THE INPUT Start Marker

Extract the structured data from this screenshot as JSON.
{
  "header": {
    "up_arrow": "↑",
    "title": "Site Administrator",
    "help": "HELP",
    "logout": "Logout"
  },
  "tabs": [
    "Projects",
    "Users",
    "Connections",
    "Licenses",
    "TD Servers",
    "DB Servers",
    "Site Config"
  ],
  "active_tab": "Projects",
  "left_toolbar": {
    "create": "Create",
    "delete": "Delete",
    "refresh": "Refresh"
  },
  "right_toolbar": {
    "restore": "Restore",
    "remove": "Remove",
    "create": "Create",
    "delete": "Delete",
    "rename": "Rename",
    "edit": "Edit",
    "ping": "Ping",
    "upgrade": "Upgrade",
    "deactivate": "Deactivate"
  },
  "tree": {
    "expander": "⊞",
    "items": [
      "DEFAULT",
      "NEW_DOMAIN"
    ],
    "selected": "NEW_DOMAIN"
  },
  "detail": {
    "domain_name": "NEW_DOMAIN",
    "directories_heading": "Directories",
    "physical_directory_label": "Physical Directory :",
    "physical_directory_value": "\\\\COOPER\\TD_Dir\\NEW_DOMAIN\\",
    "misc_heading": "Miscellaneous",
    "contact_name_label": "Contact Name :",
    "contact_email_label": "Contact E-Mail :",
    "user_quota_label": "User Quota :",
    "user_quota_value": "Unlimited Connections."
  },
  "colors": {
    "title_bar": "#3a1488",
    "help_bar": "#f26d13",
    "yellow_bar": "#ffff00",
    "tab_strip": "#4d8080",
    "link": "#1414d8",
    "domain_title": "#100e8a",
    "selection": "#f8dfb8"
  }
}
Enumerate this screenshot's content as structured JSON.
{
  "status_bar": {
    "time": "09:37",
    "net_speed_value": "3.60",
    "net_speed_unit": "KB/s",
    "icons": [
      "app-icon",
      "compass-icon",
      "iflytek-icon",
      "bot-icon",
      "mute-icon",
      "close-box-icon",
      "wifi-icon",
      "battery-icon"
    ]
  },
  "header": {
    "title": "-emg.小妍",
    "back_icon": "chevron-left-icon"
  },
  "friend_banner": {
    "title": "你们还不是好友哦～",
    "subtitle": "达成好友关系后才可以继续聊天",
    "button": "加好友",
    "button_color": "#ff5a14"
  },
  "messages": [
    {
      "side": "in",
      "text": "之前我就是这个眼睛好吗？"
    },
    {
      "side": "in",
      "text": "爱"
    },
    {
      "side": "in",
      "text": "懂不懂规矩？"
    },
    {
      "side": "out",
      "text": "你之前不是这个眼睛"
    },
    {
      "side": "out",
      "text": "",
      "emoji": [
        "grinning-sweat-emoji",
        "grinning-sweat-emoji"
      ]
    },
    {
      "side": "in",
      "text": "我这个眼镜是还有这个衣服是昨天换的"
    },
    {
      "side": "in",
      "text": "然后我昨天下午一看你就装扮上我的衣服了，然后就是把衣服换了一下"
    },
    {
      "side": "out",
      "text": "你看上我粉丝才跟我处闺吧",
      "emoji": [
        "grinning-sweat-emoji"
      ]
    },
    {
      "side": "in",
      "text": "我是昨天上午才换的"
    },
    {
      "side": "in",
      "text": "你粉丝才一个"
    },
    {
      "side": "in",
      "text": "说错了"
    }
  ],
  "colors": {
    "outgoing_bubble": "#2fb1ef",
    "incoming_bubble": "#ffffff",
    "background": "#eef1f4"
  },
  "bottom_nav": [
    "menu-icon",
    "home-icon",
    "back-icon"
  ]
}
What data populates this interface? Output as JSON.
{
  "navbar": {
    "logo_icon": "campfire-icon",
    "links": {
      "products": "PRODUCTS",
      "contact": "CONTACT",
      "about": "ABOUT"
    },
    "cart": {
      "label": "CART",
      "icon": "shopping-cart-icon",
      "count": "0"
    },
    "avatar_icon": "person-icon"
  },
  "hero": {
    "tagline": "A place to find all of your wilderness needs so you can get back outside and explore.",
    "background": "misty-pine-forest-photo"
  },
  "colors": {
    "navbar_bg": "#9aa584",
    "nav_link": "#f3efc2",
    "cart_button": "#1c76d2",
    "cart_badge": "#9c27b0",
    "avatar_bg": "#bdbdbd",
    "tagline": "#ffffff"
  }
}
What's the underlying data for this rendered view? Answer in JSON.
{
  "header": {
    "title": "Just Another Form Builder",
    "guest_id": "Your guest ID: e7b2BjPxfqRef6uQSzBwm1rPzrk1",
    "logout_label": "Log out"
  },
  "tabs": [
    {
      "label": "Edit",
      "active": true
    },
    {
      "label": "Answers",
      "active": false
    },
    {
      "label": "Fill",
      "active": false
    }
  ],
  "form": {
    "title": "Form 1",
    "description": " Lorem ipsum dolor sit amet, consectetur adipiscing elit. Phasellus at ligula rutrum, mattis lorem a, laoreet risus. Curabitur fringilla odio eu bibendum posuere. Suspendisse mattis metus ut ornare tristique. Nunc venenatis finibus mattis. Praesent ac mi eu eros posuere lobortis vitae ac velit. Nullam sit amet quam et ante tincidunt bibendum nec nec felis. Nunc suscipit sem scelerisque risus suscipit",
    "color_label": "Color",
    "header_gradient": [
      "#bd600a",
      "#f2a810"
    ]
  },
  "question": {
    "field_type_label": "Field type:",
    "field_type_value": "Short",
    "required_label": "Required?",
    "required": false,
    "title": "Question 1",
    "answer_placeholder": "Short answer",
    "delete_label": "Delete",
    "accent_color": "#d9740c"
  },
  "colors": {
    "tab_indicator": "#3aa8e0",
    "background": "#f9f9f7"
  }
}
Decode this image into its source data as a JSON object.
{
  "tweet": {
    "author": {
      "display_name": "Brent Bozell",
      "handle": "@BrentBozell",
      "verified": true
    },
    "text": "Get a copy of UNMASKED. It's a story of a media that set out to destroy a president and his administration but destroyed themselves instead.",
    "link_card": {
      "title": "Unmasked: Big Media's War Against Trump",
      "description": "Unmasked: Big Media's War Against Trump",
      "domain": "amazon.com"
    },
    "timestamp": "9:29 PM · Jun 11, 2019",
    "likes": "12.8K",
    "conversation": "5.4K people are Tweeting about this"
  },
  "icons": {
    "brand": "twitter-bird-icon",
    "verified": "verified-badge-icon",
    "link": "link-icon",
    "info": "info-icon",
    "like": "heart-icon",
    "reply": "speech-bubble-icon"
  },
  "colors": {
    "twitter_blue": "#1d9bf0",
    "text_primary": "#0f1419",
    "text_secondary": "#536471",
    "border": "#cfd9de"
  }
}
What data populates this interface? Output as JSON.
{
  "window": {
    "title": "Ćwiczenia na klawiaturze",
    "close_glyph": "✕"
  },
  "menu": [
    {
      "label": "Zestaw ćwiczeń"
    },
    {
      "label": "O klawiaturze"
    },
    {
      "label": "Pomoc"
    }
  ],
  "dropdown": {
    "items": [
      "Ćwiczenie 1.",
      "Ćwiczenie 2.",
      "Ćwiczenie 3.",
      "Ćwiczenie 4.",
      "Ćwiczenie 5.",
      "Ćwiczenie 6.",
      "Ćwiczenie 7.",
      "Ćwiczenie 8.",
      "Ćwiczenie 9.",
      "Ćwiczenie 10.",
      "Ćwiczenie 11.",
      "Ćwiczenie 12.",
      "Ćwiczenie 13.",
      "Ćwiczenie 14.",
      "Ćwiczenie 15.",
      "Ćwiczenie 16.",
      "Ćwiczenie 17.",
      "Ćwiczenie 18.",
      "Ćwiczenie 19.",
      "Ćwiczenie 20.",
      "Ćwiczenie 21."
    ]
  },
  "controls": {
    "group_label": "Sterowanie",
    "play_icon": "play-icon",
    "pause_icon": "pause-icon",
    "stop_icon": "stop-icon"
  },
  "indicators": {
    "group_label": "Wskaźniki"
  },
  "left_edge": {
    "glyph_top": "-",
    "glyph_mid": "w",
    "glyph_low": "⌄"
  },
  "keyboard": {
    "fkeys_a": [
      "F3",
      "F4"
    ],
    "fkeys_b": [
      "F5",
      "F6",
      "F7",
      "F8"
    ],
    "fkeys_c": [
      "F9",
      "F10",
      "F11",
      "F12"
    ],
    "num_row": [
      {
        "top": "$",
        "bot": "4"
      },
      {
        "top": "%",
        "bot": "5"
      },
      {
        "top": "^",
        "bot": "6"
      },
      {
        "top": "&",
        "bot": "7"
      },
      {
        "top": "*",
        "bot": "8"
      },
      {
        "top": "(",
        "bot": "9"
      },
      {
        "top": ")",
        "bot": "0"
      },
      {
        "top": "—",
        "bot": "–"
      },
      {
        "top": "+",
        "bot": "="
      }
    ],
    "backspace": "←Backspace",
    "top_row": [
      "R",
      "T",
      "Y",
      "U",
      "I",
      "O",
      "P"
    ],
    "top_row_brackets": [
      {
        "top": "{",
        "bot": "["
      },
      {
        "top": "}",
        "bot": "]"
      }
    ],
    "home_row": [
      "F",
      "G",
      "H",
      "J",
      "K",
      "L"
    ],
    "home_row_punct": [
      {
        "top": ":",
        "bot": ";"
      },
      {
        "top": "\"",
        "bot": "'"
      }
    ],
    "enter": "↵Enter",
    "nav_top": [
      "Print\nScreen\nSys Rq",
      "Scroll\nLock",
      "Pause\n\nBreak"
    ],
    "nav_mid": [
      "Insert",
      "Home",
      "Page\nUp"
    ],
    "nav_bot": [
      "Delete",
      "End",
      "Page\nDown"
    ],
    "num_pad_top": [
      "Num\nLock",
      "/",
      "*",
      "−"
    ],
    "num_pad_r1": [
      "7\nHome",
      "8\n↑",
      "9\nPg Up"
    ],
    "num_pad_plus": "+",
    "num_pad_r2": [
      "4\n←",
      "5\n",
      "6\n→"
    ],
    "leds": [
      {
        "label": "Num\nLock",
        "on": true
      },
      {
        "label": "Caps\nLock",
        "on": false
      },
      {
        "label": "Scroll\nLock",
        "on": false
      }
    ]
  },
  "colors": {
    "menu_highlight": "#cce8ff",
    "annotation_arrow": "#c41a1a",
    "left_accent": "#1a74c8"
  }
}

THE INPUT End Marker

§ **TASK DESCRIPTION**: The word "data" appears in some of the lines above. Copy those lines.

§ **PROBLEM SOLUTION**:
Extract the structured data from this screenshot as JSON.
What data populates this interface? Output as JSON.
What's the underlying data for this rendered view? Answer in JSON.
Decode this image into its source data as a JSON object.
What data populates this interface? Output as JSON.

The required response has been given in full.